### WHAT IS BEING ASKED
Retype the records exactly, including every line.
|---|
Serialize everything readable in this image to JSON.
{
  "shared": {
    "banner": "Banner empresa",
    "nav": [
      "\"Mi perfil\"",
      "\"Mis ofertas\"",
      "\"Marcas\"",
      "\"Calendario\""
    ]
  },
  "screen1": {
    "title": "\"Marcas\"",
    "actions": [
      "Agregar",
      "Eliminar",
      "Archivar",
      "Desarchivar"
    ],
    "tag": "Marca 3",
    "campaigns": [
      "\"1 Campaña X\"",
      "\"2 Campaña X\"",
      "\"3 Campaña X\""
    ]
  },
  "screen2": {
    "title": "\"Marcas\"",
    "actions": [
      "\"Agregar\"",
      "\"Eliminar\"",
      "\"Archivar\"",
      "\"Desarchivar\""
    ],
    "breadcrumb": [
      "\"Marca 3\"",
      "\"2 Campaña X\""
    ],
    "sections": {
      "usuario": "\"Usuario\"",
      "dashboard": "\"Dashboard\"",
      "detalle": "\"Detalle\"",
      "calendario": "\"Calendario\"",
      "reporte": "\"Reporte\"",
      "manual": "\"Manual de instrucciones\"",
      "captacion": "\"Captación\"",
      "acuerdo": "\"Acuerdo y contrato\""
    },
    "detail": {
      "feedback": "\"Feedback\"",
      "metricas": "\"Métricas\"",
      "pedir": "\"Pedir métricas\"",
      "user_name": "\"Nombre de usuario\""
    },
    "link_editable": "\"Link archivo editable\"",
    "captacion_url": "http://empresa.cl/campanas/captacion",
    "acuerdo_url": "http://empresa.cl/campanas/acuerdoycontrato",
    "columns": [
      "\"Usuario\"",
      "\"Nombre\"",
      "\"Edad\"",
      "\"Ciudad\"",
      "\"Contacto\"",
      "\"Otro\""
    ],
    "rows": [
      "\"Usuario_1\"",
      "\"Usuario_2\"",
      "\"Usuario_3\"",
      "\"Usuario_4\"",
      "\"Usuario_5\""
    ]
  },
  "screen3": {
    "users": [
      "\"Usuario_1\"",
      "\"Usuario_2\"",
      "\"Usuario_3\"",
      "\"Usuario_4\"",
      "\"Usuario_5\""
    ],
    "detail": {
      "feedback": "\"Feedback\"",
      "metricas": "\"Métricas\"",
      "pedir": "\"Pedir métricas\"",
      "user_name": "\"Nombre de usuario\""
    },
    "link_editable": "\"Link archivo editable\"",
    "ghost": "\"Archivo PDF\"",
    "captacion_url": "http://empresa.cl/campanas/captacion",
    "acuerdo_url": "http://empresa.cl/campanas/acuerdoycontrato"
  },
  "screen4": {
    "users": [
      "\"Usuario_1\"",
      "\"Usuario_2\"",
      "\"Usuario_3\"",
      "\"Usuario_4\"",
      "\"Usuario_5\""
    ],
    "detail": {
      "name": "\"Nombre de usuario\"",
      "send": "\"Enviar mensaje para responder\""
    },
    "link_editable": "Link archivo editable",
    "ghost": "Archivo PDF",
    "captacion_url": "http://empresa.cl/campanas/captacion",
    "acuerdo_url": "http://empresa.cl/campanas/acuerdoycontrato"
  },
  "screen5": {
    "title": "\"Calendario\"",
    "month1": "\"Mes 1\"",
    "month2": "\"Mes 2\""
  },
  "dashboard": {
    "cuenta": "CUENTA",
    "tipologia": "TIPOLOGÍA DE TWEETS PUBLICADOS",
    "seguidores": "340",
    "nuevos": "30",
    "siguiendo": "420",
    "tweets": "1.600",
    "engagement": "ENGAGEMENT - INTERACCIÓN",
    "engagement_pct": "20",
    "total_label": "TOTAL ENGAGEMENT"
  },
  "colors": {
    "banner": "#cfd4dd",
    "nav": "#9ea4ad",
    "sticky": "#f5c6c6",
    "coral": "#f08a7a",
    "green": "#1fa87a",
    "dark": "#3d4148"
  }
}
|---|
### RESPONSE TO THE EXERCISE
Serialize everything readable in this image to JSON.
{
  "shared": {
    "banner": "Banner empresa",
    "nav": [
      "\"Mi perfil\"",
      "\"Mis ofertas\"",
      "\"Marcas\"",
      "\"Calendario\""
    ]
  },
  "screen1": {
    "title": "\"Marcas\"",
    "actions": [
      "Agregar",
      "Eliminar",
      "Archivar",
      "Desarchivar"
    ],
    "tag": "Marca 3",
    "campaigns": [
      "\"1 Campaña X\"",
      "\"2 Campaña X\"",
      "\"3 Campaña X\""
    ]
  },
  "screen2": {
    "title": "\"Marcas\"",
    "actions": [
      "\"Agregar\"",
      "\"Eliminar\"",
      "\"Archivar\"",
      "\"Desarchivar\""
    ],
    "breadcrumb": [
      "\"Marca 3\"",
      "\"2 Campaña X\""
    ],
    "sections": {
      "usuario": "\"Usuario\"",
      "dashboard": "\"Dashboard\"",
      "detalle": "\"Detalle\"",
      "calendario": "\"Calendario\"",
      "reporte": "\"Reporte\"",
      "manual": "\"Manual de instrucciones\"",
      "captacion": "\"Captación\"",
      "acuerdo": "\"Acuerdo y contrato\""
    },
    "detail": {
      "feedback": "\"Feedback\"",
      "metricas": "\"Métricas\"",
      "pedir": "\"Pedir métricas\"",
      "user_name": "\"Nombre de usuario\""
    },
    "link_editable": "\"Link archivo editable\"",
    "captacion_url": "http://empresa.cl/campanas/captacion",
    "acuerdo_url": "http://empresa.cl/campanas/acuerdoycontrato",
    "columns": [
      "\"Usuario\"",
      "\"Nombre\"",
      "\"Edad\"",
      "\"Ciudad\"",
      "\"Contacto\"",
      "\"Otro\""
    ],
    "rows": [
      "\"Usuario_1\"",
      "\"Usuario_2\"",
      "\"Usuario_3\"",
      "\"Usuario_4\"",
      "\"Usuario_5\""
    ]
  },
  "screen3": {
    "users": [
      "\"Usuario_1\"",
      "\"Usuario_2\"",
      "\"Usuario_3\"",
      "\"Usuario_4\"",
      "\"Usuario_5\""
    ],
    "detail": {
      "feedback": "\"Feedback\"",
      "metricas": "\"Métricas\"",
      "pedir": "\"Pedir métricas\"",
      "user_name": "\"Nombre de usuario\""
    },
    "link_editable": "\"Link archivo editable\"",
    "ghost": "\"Archivo PDF\"",
    "captacion_url": "http://empresa.cl/campanas/captacion",
    "acuerdo_url": "http://empresa.cl/campanas/acuerdoycontrato"
  },
  "screen4": {
    "users": [
      "\"Usuario_1\"",
      "\"Usuario_2\"",
      "\"Usuario_3\"",
      "\"Usuario_4\"",
      "\"Usuario_5\""
    ],
    "detail": {
      "name": "\"Nombre de usuario\"",
      "send": "\"Enviar mensaje para responder\""
    },
    "link_editable": "Link archivo editable",
    "ghost": "Archivo PDF",
    "captacion_url": "http://empresa.cl/campanas/captacion",
    "acuerdo_url": "http://empresa.cl/campanas/acuerdoycontrato"
  },
  "screen5": {
    "title": "\"Calendario\"",
    "month1": "\"Mes 1\"",
    "month2": "\"Mes 2\""
  },
  "dashboard": {
    "cuenta": "CUENTA",
    "tipologia": "TIPOLOGÍA DE TWEETS PUBLICADOS",
    "seguidores": "340",
    "nuevos": "30",
    "siguiendo": "420",
    "tweets": "1.600",
    "engagement": "ENGAGEMENT - INTERACCIÓN",
    "engagement_pct": "20",
    "total_label": "TOTAL ENGAGEMENT"
  },
  "colors": {
    "banner": "#cfd4dd",
    "nav": "#9ea4ad",
    "sticky": "#f5c6c6",
    "coral": "#f08a7a",
    "green": "#1fa87a",
    "dark": "#3d4148"
  }
}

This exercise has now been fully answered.